I went to a small private school in the heart of Brooklyn in New York City, where I attended Kindergarten through 12th grade. In 5th grade, we were each given a MacBook and required to take Computer Science classes to learn how to use them. Like any other young kid, I found it challenging to focus on my teacher’s instruction on how to use Microsoft programs, while the person to my right was playing snake on his dashboard. In middle school they taught us how to code and build our own websites. By the end of 8th grade, I could create a web page from scratch, with a multicolored homepage and a moving banner image. In high school, they took our MacBook’s back and replaced them with Dell laptops. They explained to us that they wanted us to have proficient knowledge of both types of computers to benefit our résumés for internships and future jobs.

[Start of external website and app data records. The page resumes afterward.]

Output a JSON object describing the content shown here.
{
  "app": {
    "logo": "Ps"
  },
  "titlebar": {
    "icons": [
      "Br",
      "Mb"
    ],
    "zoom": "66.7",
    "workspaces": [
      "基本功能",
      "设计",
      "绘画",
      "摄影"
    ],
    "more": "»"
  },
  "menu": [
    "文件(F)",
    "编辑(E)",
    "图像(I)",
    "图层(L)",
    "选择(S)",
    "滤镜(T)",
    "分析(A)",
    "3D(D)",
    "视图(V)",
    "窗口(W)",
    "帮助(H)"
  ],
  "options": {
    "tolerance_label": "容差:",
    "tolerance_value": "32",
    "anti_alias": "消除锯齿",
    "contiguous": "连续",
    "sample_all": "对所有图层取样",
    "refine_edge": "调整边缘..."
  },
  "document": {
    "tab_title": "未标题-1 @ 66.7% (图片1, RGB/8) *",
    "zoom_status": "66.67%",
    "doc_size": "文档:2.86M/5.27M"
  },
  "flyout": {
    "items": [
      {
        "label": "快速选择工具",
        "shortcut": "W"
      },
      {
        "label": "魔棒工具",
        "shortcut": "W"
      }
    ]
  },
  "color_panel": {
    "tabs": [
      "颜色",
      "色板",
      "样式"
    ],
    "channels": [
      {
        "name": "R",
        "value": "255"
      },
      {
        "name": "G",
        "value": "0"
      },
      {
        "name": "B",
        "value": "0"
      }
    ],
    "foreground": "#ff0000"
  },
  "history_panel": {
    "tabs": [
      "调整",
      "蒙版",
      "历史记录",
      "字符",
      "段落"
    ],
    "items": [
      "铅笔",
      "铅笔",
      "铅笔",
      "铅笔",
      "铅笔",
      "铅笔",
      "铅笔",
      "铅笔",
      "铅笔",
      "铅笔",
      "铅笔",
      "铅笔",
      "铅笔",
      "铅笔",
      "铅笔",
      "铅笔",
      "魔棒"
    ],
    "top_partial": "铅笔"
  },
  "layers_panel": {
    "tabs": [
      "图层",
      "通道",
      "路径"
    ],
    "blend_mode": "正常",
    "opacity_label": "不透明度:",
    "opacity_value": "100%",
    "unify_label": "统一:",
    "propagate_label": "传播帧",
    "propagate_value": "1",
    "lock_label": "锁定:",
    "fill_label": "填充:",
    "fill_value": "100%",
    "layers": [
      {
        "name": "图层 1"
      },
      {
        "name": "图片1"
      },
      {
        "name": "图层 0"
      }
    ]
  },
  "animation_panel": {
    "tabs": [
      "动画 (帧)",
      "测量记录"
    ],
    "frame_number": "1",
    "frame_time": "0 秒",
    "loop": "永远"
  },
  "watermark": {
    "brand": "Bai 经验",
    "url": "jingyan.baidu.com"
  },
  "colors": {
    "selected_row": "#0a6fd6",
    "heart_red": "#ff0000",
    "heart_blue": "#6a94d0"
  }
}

It was not until college that I realized how unusual this all was. The idea of preparing 5th graders for jobs after college never struck me as odd until now. I have yet to meet anyone who was given a brand new Mac laptop as a 5th grader, and then a new Dell in 9th grade. My middle and high school experiences were reflective of the shift from analog to digital writing. Although we were young, they wanted to condition us to be able to adapt to new versions of the laptops we were using, so that we would not be at a disadvantage in the future.
In addition, there has been a huge push toward a more ‘green’ approach to learning, specifically paper. The digitization of writing and books lessens the waste of paper and the destruction of forests. Although I will always prefer reading something on paper, the ability to write an essay and email it to my professor for notes makes the editing process much easier.
- Cohen, Dan. “Professors, Start Your Blogs.” Web log post. Dan Cohen. N.p., 21 Aug. 2006. Web. 22 Oct. 2014. <http://www.dancohen.org>.
- Duke University Press, comp. “Teaching Digital Rhetoric: Community, Critical Engagement, and Application.” 6.2 (2006): n. pag. Project Muse. Web. 22 Oct. 2014. <https://muse.jhu.edu/journals/pedagogy/v006/6.2digirhet.pdf>.
- Greenidge, Wendy-lou, and Ruth Sylvester. “Digital Storytelling: Extending the Potential for Struggling Writers.” Reading Rockets. Weta, Dec. 2009. Web. 22 Oct. 2014. <www.readingrockets.org>.
- Heitin, Liana. “Writing Re-Launched: Teaching with Digital Tools.” Education Week. N.p., 4 Apr. 2011. Web. 22 Oct. 2014. <http://www.edweek.org/tsb/articles/2011/04/04/02digital.h04.html>.
- Hicks, Troy, and Kristen H. Turner. “No Longer a Luxury: Digital Literacy Can’t Wait.” NCTE.org (n.d.): n. pag. NCTE. Web. 22 Oct. 2014. <www.ncte.org>.
- Purcell, Kristen. “How Teens Do Research in the Digital World.” Pew Research Internet Project. Pew Research Center, 1 Nov. 2012. Web. 22 Oct. 2014. <http://www.pewinternet.org>.